## Exercise data:
*** Begin section ***
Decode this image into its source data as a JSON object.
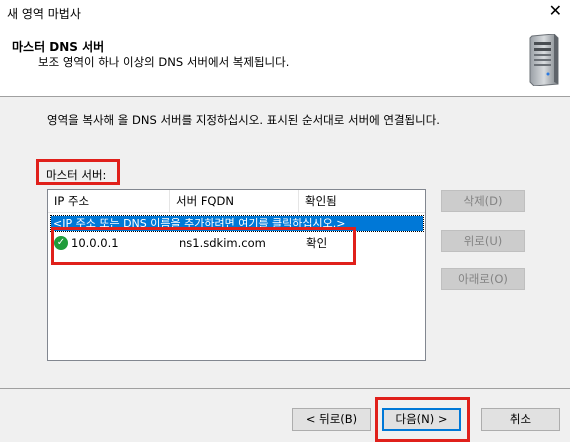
{
  "window": {
    "title": "새 영역 마법사",
    "close_glyph": "✕"
  },
  "header": {
    "title": "마스터 DNS 서버",
    "subtitle": "보조 영역이 하나 이상의 DNS 서버에서 복제됩니다."
  },
  "main": {
    "instruction": "영역을 복사해 올 DNS 서버를 지정하십시오. 표시된 순서대로 서버에 연결됩니다.",
    "masters_label": "마스터 서버:",
    "columns": [
      "IP 주소",
      "서버 FQDN",
      "확인됨"
    ],
    "add_row_text": "<IP 주소 또는 DNS 이름을 추가하려면 여기를 클릭하십시오.>",
    "rows": [
      {
        "status_icon": "check-circle-icon",
        "ip": "10.0.0.1",
        "fqdn": "ns1.sdkim.com",
        "validated": "확인"
      }
    ],
    "side_buttons": {
      "delete": "삭제(D)",
      "up": "위로(U)",
      "down": "아래로(O)"
    }
  },
  "footer": {
    "back": "< 뒤로(B)",
    "next": "다음(N) >",
    "cancel": "취소"
  },
  "colors": {
    "highlight": "#e0201b",
    "selection": "#0078d7",
    "check_green": "#1f9c3a"
  }
}
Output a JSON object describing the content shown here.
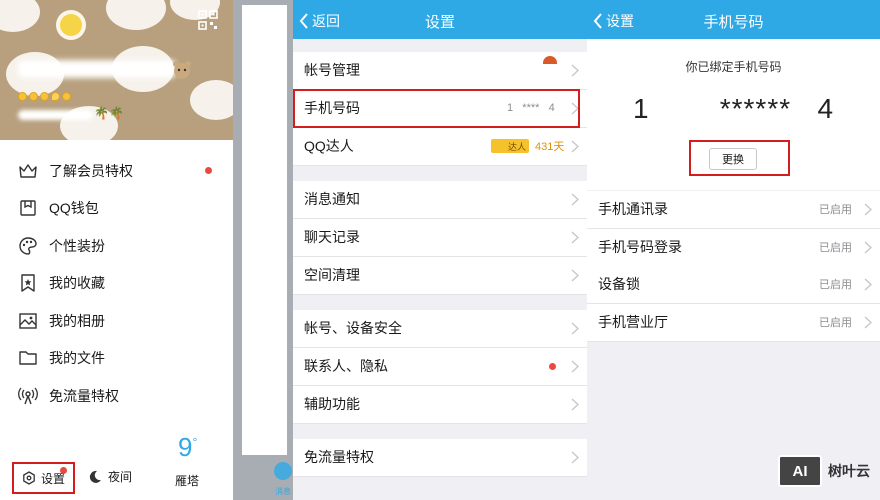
{
  "drawer": {
    "menu": [
      {
        "name": "vip",
        "label": "了解会员特权",
        "icon": "crown-icon",
        "dot": true
      },
      {
        "name": "wallet",
        "label": "QQ钱包",
        "icon": "wallet-icon",
        "dot": false
      },
      {
        "name": "theme",
        "label": "个性装扮",
        "icon": "palette-icon",
        "dot": false
      },
      {
        "name": "favorites",
        "label": "我的收藏",
        "icon": "bookmark-icon",
        "dot": false
      },
      {
        "name": "album",
        "label": "我的相册",
        "icon": "photo-icon",
        "dot": false
      },
      {
        "name": "files",
        "label": "我的文件",
        "icon": "folder-icon",
        "dot": false
      },
      {
        "name": "free-data",
        "label": "免流量特权",
        "icon": "signal-icon",
        "dot": false
      }
    ],
    "settings_label": "设置",
    "night_label": "夜间",
    "weather": {
      "temp": "9",
      "unit": "°",
      "city": "雁塔"
    },
    "peek_tab": "消息"
  },
  "settings_screen": {
    "back_label": "返回",
    "title": "设置",
    "rows": [
      {
        "name": "account",
        "label": "帐号管理",
        "value": ""
      },
      {
        "name": "phone",
        "label": "手机号码",
        "value": "1   ****   4"
      },
      {
        "name": "qq-master",
        "label": "QQ达人",
        "value": "431天",
        "badge": "达人"
      },
      {
        "name": "notify",
        "label": "消息通知",
        "value": ""
      },
      {
        "name": "chat-history",
        "label": "聊天记录",
        "value": ""
      },
      {
        "name": "storage",
        "label": "空间清理",
        "value": ""
      },
      {
        "name": "security",
        "label": "帐号、设备安全",
        "value": ""
      },
      {
        "name": "privacy",
        "label": "联系人、隐私",
        "value": "",
        "dot": true
      },
      {
        "name": "accessibility",
        "label": "辅助功能",
        "value": ""
      },
      {
        "name": "free-data",
        "label": "免流量特权",
        "value": ""
      }
    ]
  },
  "phone_screen": {
    "back_label": "设置",
    "title": "手机号码",
    "bound_text": "你已绑定手机号码",
    "number": "1        ******   4",
    "change_label": "更换",
    "rows": [
      {
        "name": "contacts",
        "label": "手机通讯录",
        "status": "已启用"
      },
      {
        "name": "phone-login",
        "label": "手机号码登录",
        "status": "已启用"
      },
      {
        "name": "device-lock",
        "label": "设备锁",
        "status": "已启用"
      },
      {
        "name": "mobile-hall",
        "label": "手机营业厅",
        "status": "已启用"
      }
    ]
  },
  "watermark": {
    "logo": "AI",
    "text": "树叶云"
  },
  "colors": {
    "accent": "#2ea9e6",
    "highlight": "#d41d1d",
    "dot": "#e94a3f",
    "bg": "#efeff4"
  }
}
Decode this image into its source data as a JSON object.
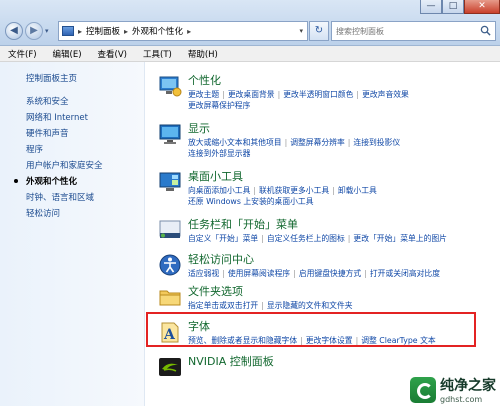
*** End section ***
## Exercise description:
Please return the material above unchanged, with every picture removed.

## Solution for this task:
Decode this image into its source data as a JSON object.
{
  "window": {
    "title": "새 영역 마법사",
    "close_glyph": "✕"
  },
  "header": {
    "title": "마스터 DNS 서버",
    "subtitle": "보조 영역이 하나 이상의 DNS 서버에서 복제됩니다."
  },
  "main": {
    "instruction": "영역을 복사해 올 DNS 서버를 지정하십시오. 표시된 순서대로 서버에 연결됩니다.",
    "masters_label": "마스터 서버:",
    "columns": [
      "IP 주소",
      "서버 FQDN",
      "확인됨"
    ],
    "add_row_text": "<IP 주소 또는 DNS 이름을 추가하려면 여기를 클릭하십시오.>",
    "rows": [
      {
        "status_icon": "check-circle-icon",
        "ip": "10.0.0.1",
        "fqdn": "ns1.sdkim.com",
        "validated": "확인"
      }
    ],
    "side_buttons": {
      "delete": "삭제(D)",
      "up": "위로(U)",
      "down": "아래로(O)"
    }
  },
  "footer": {
    "back": "< 뒤로(B)",
    "next": "다음(N) >",
    "cancel": "취소"
  },
  "colors": {
    "highlight": "#e0201b",
    "selection": "#0078d7",
    "check_green": "#1f9c3a"
  }
}
Output a JSON object describing the content shown here.
{
  "drawer": {
    "menu": [
      {
        "name": "vip",
        "label": "了解会员特权",
        "icon": "crown-icon",
        "dot": true
      },
      {
        "name": "wallet",
        "label": "QQ钱包",
        "icon": "wallet-icon",
        "dot": false
      },
      {
        "name": "theme",
        "label": "个性装扮",
        "icon": "palette-icon",
        "dot": false
      },
      {
        "name": "favorites",
        "label": "我的收藏",
        "icon": "bookmark-icon",
        "dot": false
      },
      {
        "name": "album",
        "label": "我的相册",
        "icon": "photo-icon",
        "dot": false
      },
      {
        "name": "files",
        "label": "我的文件",
        "icon": "folder-icon",
        "dot": false
      },
      {
        "name": "free-data",
        "label": "免流量特权",
        "icon": "signal-icon",
        "dot": false
      }
    ],
    "settings_label": "设置",
    "night_label": "夜间",
    "weather": {
      "temp": "9",
      "unit": "°",
      "city": "雁塔"
    },
    "peek_tab": "消息"
  },
  "settings_screen": {
    "back_label": "返回",
    "title": "设置",
    "rows": [
      {
        "name": "account",
        "label": "帐号管理",
        "value": ""
      },
      {
        "name": "phone",
        "label": "手机号码",
        "value": "1   ****   4"
      },
      {
        "name": "qq-master",
        "label": "QQ达人",
        "value": "431天",
        "badge": "达人"
      },
      {
        "name": "notify",
        "label": "消息通知",
        "value": ""
      },
      {
        "name": "chat-history",
        "label": "聊天记录",
        "value": ""
      },
      {
        "name": "storage",
        "label": "空间清理",
        "value": ""
      },
      {
        "name": "security",
        "label": "帐号、设备安全",
        "value": ""
      },
      {
        "name": "privacy",
        "label": "联系人、隐私",
        "value": "",
        "dot": true
      },
      {
        "name": "accessibility",
        "label": "辅助功能",
        "value": ""
      },
      {
        "name": "free-data",
        "label": "免流量特权",
        "value": ""
      }
    ]
  },
  "phone_screen": {
    "back_label": "设置",
    "title": "手机号码",
    "bound_text": "你已绑定手机号码",
    "number": "1        ******   4",
    "change_label": "更换",
    "rows": [
      {
        "name": "contacts",
        "label": "手机通讯录",
        "status": "已启用"
      },
      {
        "name": "phone-login",
        "label": "手机号码登录",
        "status": "已启用"
      },
      {
        "name": "device-lock",
        "label": "设备锁",
        "status": "已启用"
      },
      {
        "name": "mobile-hall",
        "label": "手机营业厅",
        "status": "已启用"
      }
    ]
  },
  "watermark": {
    "logo": "AI",
    "text": "树叶云"
  },
  "colors": {
    "accent": "#2ea9e6",
    "highlight": "#d41d1d",
    "dot": "#e94a3f",
    "bg": "#efeff4"
  }
}
Decode this image into its source data as a JSON object.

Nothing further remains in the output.